The joyfulness is a result of hard work — for these students, the admission process began very early in their senior year.
“It wasn’t that bad, because Pitt’s application is fairly simple,” said Boyer about applying to University of Pittsburgh. “It just asks the basic ‘What are you SATs?”, “What’s your GPA?”, “What classes are you taking next year?””
Spanish Teacher and Senior Advisor Melanie Manuel says that the advisers and college office have worked “their buns off to make sure we scaffold the college admission process.”
“We start well before [September] and arm our kiddos with as much information as possible so that Seniors are informed and not overwhelmed.”
To help with this process, there are tracking sheets between college counselor Karina Hirschfield, principal Chris Lehman and the advisers to communicate about college admissions.
Ms. Manuel, who keeps a tracking sheet of college acceptances of her advisory, is thrilled every time she hears about a new student who was accepted. “It’s like finding out you won $500 at bingo.”
The challenge for these students now is to stay on track with their academics. These acceptances are dependent on the students graduating with good report cards. If they drop off, their college offers could be revoked.
In a senior meeting last month, Lehmann warned students that he has seen colleges take back their offers of acceptance when their grades dropped for the second part of the year.
Even with her acceptance, Boyer is not taking a break–and she has a specific reason for staying on track.

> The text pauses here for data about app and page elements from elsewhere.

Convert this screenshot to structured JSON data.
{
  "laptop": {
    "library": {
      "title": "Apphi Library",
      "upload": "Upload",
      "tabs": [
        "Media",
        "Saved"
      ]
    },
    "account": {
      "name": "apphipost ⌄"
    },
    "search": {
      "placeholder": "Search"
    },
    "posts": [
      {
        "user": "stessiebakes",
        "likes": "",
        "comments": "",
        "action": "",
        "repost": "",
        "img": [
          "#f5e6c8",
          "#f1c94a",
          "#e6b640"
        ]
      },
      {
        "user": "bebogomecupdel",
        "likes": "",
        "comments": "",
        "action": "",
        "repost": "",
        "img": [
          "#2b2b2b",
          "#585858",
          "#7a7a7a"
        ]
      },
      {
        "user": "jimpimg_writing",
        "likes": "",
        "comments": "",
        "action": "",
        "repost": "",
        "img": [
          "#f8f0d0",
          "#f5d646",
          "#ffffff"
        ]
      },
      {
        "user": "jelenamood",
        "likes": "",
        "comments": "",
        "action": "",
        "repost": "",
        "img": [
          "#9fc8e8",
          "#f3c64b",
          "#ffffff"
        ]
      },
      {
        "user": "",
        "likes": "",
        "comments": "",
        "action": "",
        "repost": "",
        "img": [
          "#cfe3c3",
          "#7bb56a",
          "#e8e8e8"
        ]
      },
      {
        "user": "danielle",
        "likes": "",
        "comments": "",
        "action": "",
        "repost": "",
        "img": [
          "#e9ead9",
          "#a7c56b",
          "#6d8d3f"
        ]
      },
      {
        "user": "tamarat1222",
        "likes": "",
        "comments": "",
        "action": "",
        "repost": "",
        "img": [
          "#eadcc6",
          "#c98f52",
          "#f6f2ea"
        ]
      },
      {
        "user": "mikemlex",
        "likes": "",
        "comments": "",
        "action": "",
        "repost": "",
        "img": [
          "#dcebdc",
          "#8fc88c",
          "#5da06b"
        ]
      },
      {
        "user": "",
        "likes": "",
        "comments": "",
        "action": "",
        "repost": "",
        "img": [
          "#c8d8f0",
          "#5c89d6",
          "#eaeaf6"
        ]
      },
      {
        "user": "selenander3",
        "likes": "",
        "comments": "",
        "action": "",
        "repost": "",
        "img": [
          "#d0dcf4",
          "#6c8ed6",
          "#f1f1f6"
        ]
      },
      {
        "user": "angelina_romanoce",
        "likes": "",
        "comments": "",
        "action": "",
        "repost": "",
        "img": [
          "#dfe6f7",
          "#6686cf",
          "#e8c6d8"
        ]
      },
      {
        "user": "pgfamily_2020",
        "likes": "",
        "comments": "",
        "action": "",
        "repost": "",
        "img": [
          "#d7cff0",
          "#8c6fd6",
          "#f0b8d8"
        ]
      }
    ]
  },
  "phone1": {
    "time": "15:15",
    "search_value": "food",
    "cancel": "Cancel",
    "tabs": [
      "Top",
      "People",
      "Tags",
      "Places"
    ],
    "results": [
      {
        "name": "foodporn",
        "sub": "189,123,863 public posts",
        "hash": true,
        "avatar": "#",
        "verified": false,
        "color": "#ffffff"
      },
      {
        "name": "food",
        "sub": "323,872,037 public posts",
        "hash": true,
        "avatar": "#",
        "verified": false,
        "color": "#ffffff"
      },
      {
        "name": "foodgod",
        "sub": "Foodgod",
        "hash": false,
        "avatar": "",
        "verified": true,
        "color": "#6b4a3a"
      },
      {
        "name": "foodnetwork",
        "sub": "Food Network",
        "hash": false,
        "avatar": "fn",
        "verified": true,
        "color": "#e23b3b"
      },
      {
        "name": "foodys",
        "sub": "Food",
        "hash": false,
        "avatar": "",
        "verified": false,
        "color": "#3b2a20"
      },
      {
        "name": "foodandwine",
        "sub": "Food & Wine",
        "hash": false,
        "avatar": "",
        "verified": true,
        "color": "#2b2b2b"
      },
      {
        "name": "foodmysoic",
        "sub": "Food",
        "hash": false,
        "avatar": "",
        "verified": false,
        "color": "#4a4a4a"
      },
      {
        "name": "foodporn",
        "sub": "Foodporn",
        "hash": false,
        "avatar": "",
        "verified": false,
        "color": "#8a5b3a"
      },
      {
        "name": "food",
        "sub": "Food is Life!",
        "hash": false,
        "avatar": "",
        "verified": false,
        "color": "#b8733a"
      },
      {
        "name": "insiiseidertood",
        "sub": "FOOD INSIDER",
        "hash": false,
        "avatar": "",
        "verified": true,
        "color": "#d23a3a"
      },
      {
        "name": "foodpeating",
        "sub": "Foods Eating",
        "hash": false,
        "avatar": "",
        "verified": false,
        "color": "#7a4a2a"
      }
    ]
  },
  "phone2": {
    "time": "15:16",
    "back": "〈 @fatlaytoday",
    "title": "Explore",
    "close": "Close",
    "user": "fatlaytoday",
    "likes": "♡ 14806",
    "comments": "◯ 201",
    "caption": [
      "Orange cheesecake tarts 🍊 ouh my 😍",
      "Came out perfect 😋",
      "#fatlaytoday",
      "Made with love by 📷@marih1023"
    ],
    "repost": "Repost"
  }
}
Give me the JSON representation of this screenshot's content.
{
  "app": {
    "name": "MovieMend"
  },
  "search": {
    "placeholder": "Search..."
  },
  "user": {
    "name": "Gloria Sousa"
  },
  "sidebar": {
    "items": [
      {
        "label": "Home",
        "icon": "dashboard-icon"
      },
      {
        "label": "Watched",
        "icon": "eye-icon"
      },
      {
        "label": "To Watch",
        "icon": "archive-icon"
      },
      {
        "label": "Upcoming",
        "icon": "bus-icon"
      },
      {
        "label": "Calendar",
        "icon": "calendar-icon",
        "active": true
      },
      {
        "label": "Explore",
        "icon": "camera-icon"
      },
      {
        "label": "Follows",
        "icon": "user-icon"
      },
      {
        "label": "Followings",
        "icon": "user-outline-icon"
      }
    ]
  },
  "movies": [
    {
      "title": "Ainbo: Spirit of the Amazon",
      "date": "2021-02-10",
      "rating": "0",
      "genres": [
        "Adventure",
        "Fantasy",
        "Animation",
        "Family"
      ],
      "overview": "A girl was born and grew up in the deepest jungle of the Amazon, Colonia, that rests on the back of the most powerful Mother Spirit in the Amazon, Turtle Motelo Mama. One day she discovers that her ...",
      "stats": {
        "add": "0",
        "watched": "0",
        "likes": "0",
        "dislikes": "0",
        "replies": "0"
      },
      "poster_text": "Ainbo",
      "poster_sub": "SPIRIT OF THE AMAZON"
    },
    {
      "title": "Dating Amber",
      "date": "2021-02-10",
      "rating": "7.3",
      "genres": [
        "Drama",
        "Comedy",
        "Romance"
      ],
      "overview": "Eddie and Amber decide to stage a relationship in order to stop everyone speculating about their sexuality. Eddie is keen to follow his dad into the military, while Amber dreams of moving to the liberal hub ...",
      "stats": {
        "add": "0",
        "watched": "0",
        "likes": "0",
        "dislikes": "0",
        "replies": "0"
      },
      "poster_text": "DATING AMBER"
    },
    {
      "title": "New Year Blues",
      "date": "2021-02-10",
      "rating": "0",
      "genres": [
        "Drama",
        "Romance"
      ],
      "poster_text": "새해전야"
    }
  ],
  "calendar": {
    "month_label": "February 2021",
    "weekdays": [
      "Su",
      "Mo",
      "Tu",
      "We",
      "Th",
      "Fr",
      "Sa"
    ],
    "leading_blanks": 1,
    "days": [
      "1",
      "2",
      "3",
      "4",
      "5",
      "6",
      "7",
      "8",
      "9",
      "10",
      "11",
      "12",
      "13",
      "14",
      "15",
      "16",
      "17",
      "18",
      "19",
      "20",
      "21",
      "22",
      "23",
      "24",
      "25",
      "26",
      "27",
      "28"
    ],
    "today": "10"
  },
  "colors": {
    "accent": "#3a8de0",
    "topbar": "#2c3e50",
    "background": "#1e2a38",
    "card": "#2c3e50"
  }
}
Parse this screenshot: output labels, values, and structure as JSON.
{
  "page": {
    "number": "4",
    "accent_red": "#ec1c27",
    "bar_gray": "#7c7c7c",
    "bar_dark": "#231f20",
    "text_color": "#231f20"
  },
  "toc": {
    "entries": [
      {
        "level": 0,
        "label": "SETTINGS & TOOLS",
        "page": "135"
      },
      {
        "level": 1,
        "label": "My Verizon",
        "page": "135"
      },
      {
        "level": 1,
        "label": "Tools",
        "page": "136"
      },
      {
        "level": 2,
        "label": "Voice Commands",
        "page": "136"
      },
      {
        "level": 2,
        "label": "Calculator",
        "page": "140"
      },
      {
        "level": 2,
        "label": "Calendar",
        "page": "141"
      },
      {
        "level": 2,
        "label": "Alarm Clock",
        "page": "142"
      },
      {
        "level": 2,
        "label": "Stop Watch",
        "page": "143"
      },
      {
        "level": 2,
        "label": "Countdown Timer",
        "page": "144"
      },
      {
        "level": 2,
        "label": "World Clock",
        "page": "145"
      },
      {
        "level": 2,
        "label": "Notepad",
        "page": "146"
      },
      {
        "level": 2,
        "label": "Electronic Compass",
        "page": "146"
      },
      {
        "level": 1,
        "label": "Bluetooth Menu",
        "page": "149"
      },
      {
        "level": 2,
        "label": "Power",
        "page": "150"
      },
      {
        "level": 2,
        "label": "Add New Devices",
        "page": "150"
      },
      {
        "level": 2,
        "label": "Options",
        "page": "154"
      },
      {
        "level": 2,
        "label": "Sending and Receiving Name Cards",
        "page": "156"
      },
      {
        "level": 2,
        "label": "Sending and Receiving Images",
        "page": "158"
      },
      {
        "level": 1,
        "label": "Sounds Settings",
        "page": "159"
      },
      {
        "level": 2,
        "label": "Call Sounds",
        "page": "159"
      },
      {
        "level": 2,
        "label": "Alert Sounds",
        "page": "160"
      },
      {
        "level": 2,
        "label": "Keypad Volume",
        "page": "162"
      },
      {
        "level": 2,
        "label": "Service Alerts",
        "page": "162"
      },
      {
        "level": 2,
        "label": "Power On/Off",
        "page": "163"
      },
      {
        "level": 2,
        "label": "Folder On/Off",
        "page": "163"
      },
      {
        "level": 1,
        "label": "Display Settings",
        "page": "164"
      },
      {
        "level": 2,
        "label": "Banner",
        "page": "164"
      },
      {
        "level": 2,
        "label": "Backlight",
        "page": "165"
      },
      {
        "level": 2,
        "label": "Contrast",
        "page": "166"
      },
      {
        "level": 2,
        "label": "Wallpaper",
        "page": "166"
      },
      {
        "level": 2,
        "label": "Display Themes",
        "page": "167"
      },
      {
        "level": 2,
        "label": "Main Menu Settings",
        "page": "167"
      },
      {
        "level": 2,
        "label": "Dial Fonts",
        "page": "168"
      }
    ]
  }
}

“I’m going to keep working as hard as I always have,” she said, “because I’m looking to get a scholarship for good grades.”